DATA EXTRACTS START

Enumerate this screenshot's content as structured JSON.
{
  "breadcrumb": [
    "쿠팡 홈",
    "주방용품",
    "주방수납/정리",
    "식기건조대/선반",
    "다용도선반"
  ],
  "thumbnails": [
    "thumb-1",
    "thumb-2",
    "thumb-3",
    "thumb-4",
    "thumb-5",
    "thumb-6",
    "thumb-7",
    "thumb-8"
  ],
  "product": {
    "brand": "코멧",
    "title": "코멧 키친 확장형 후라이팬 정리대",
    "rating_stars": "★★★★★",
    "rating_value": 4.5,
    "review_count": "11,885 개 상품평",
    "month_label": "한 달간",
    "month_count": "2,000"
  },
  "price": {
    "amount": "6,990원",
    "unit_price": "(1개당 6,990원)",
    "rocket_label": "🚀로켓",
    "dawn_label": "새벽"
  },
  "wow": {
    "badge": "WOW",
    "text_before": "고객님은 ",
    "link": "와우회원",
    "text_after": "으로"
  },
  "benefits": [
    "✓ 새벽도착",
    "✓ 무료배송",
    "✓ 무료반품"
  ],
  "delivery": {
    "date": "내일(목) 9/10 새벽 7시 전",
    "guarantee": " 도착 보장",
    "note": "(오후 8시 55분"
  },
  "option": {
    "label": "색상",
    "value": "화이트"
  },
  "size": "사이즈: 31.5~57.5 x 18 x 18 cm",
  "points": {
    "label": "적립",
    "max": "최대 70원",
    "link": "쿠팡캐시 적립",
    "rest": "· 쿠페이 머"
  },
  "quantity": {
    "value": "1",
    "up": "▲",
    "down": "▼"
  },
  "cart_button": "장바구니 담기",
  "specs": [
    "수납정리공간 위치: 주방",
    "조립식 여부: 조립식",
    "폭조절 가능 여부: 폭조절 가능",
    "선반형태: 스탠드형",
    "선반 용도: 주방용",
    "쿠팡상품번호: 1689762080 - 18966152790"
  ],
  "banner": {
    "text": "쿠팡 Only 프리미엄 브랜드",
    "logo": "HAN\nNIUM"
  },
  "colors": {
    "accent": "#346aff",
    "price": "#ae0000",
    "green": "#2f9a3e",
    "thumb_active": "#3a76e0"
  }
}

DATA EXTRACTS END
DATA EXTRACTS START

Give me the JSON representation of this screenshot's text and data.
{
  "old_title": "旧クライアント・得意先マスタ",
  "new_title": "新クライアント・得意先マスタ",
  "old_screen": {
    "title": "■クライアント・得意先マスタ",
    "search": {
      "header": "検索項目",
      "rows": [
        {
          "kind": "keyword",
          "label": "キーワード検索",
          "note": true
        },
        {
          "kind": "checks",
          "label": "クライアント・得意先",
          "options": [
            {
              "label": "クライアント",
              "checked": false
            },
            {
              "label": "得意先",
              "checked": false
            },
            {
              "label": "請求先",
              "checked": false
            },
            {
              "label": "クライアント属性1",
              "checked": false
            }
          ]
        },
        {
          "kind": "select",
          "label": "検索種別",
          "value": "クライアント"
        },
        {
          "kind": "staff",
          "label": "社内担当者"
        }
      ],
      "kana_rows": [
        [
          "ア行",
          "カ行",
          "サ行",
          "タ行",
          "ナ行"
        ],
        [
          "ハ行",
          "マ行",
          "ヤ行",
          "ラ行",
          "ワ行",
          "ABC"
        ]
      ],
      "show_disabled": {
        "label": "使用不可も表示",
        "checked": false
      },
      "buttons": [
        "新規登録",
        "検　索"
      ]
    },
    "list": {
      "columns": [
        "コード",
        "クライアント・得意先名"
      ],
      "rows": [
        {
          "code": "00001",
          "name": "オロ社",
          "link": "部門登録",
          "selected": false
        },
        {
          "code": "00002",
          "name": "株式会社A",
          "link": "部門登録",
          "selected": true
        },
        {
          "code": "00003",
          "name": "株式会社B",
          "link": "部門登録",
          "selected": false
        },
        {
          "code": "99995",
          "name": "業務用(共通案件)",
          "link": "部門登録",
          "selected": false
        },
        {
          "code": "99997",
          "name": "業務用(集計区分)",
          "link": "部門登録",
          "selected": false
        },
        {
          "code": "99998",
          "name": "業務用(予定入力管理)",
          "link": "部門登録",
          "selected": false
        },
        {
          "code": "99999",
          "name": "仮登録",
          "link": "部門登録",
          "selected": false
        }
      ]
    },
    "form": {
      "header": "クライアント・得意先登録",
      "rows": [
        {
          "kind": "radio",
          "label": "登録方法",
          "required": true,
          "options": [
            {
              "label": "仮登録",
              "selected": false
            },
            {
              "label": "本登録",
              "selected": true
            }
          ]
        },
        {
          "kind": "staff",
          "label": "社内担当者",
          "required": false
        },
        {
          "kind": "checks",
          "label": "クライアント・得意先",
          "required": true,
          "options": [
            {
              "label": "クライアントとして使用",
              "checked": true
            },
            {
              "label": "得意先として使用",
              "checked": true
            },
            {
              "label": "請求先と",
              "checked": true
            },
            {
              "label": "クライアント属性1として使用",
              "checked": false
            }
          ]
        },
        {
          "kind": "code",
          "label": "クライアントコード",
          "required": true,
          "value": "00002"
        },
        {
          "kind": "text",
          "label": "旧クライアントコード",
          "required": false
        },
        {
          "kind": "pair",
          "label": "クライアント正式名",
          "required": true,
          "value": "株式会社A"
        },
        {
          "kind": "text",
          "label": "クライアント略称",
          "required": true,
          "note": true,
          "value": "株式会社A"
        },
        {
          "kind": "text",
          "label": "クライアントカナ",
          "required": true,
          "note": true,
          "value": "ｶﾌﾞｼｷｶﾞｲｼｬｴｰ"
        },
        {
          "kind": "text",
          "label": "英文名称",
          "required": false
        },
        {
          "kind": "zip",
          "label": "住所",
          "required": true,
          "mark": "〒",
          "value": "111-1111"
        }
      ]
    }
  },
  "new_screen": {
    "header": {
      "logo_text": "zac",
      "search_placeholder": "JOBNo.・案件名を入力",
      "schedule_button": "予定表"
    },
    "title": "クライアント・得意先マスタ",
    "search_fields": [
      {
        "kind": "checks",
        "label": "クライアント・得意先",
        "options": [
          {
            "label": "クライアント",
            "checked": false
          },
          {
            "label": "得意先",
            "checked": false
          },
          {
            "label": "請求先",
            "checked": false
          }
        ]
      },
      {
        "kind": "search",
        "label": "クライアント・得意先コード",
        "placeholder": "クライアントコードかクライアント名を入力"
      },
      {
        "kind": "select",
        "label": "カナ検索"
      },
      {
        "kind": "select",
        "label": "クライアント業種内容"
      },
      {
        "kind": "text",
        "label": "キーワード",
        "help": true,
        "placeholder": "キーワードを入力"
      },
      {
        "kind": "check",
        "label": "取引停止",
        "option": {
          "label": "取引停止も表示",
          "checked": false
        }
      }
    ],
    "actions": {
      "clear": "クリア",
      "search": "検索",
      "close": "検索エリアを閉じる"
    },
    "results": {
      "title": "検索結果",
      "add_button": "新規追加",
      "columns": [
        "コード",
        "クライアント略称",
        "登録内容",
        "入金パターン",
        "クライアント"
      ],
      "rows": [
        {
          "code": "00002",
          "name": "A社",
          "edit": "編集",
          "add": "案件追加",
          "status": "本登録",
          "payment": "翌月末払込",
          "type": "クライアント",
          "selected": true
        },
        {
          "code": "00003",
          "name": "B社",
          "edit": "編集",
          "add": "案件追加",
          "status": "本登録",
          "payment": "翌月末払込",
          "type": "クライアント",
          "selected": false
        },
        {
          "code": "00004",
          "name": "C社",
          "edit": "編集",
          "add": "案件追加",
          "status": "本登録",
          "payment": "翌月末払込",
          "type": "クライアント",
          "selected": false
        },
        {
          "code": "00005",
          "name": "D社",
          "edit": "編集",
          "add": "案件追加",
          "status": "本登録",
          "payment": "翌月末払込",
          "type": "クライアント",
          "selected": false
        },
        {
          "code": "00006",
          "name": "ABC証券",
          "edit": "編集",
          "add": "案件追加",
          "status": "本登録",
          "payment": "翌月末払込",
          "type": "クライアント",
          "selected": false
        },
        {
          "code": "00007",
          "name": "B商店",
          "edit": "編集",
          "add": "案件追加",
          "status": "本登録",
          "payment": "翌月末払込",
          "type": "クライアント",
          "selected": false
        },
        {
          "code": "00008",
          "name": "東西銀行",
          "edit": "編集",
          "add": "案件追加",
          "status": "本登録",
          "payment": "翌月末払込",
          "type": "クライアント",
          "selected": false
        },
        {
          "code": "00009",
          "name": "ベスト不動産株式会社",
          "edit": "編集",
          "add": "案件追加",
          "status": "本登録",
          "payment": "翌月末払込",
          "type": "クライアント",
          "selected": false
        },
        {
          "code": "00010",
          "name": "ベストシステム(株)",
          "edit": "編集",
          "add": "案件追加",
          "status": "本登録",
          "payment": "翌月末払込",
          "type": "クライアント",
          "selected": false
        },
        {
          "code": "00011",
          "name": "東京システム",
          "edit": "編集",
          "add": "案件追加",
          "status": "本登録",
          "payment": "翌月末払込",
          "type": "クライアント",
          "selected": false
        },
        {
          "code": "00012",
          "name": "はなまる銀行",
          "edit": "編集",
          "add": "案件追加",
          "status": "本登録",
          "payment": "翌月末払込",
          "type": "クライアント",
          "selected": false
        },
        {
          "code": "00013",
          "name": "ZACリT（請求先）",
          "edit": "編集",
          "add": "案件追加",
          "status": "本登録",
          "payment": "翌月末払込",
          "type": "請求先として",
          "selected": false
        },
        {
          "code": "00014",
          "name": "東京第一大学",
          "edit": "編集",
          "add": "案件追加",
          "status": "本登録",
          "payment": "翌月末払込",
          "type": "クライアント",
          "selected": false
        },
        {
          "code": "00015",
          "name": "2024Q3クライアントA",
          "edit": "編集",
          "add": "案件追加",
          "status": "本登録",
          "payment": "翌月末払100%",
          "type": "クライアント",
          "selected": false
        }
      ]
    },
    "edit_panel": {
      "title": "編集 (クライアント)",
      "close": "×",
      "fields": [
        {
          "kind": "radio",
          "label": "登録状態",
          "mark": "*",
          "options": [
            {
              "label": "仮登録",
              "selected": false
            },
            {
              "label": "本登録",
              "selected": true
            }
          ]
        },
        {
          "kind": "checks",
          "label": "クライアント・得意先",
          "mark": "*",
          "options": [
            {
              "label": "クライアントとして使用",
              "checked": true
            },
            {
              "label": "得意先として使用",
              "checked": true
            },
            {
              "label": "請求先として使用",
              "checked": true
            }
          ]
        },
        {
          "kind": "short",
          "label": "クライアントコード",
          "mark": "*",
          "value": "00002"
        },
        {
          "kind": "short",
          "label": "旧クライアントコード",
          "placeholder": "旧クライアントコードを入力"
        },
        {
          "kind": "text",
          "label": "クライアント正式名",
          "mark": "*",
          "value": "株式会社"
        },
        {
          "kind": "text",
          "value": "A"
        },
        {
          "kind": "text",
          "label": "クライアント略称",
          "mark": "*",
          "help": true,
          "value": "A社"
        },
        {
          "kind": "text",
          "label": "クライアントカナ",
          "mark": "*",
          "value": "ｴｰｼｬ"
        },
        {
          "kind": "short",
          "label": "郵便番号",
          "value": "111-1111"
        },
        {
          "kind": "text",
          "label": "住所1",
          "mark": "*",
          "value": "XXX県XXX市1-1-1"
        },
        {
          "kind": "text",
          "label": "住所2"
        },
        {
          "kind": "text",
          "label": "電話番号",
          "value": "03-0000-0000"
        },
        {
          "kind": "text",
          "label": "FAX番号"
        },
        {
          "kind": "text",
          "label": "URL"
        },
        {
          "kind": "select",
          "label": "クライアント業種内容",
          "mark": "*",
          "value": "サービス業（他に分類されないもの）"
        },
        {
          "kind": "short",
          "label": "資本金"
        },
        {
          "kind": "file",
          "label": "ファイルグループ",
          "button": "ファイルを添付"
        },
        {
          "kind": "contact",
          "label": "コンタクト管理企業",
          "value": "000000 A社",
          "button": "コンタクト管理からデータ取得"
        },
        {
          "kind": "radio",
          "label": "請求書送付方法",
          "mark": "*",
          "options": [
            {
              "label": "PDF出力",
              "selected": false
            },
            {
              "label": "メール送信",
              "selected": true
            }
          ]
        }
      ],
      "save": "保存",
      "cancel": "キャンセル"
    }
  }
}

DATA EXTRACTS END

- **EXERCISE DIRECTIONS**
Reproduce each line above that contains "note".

- **WRITTEN RESPONSE**
    "note": "(오후 8시 55분"
          "note": true
          "note": true,
          "note": true,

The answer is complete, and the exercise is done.